3.16 p.m.


I beg to move, That leave be given to bring in a Bill to amend the law relating to patents and designs by providing for the protection of employé inventors. The object of this short Bill is to fill a gap in the present patent law as it affects the rights of inventors who are employés, and to provide such employé inventors with an added protection under the law. I think it will be agreed that at present there is a widespread feeling that employés like draughtsmen and technicians of various kinds who make considerable contributions to industrial progress by way of their inventions often fail to secure adequate remuneration for their inventions. The difficulty arises from the complicated procedure which forms the only method whereby their grievances can be redressed. I think it is already recognised that the patent of an employé must be taken out in his name as the true and first inventor, and it is recognised by the authorities on patent law that, in the absence of a special contract the invention of a servant, even though made in the employer's time, with the use of the employer's material, and at the expense of the employer, does not become the property of the employer so as to justify him in opposing the grant of a patent for the invention to the servant who is the proper patentee. The aim of the present Bill is to implement that well understood principle and to provide machinery for the purpose.

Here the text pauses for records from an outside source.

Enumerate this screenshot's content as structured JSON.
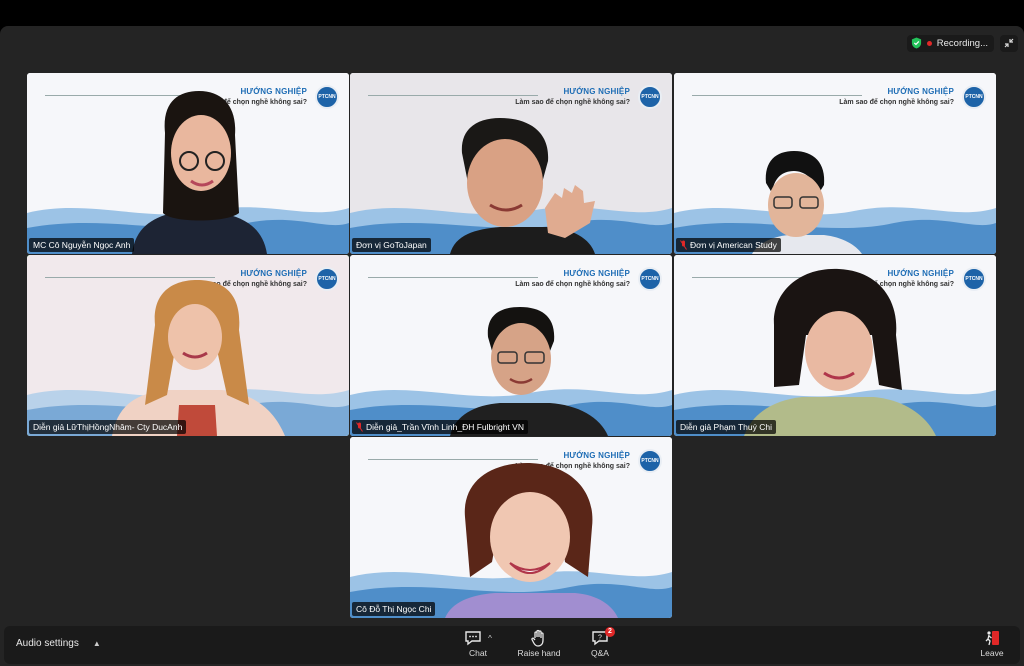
{
  "recording": {
    "label": "Recording..."
  },
  "brand": {
    "title": "HƯỚNG NGHIỆP",
    "subtitle": "Làm sao để chọn nghề không sai?",
    "logo": "PTCNN"
  },
  "participants": [
    {
      "name": "MC Cô Nguyễn Ngọc Anh",
      "muted": false
    },
    {
      "name": "Đơn vị GoToJapan",
      "muted": false
    },
    {
      "name": "Đơn vị American Study",
      "muted": true
    },
    {
      "name": "Diễn giả LữThịHồngNhâm- Cty DucAnh",
      "muted": false
    },
    {
      "name": "Diễn giả_Trần Vĩnh Linh_ĐH Fulbright VN",
      "muted": true
    },
    {
      "name": "Diễn giả Phạm Thuý Chi",
      "muted": false
    },
    {
      "name": "Cô Đỗ Thị Ngọc Chi",
      "muted": false
    }
  ],
  "toolbar": {
    "audio_settings": "Audio settings",
    "chat": "Chat",
    "raise_hand": "Raise hand",
    "qa": "Q&A",
    "qa_badge": "2",
    "leave": "Leave"
  },
  "colors": {
    "active_speaker": "#23d959",
    "record": "#e02828",
    "brand_blue": "#1e6db5"
  }
}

The Bill seeks to secure for the employé inventor the proper remuneration that should be his due, and, secondly, to enable the employé to deal with and exploit the invention where the employer purposely or negligently refrains from making the best use of the patent. I have had the benefit of the advice of a number of professional men who are engineering and shipbuilding draughtsmen, and of the National Federation of Professional Workers, many of whose members in affiliated organisations are professional workers of this kind and have had very unhappy experiences in dealing with their patents.

We have given a considerable amount of thought to the best manner in which this position can be simply and easily remedied, and with this aim in view, and from a study of the patent law, it would appear that the new provision that was introduced into the Patents and Designs Act, 1919, provided a very useful basis for Amendment. In that Act it is provided, in the special case of patents in connection with the preparation of foodstuffs and medicines, that the Comptroller-General of Patents, Designs and Trade Marks may grant to any person applying a licence for the use of the patent and may settle the terms upon which such licence shall be granted and fix the amount of royalty or other consideration payable. This Bill is introduced with the intention of extending that machinery to be used in the case of applications by employé inventors. It provides that any employé whose name appears upon a patent as the first true inventor or patentee either singly or jointly with his employer may apply at any time after the sealing of the grant to the Comptroller to settle the terms, securing to the employé an adequate interest in or remuneration for the invention, and to fix the amount of royalty or other consideration payable to the employé; and, where at any time it appears that the employer abuses the monopoly rights in the patent, for leave to deal with the patent either by way of licence or disposal in such manner as the Comptroller may deem to be appropriate and expedient. I believe the Bill will remove what is an admitted grievance and injustice.

Question put, and agreed to.

Bill ordered to be brought in by Mr. John Wilmot, Mr. Charles Brown, Mr. Cocks, Mr. Rhys Davies, Mr. Neil Maclean, and Mr. West.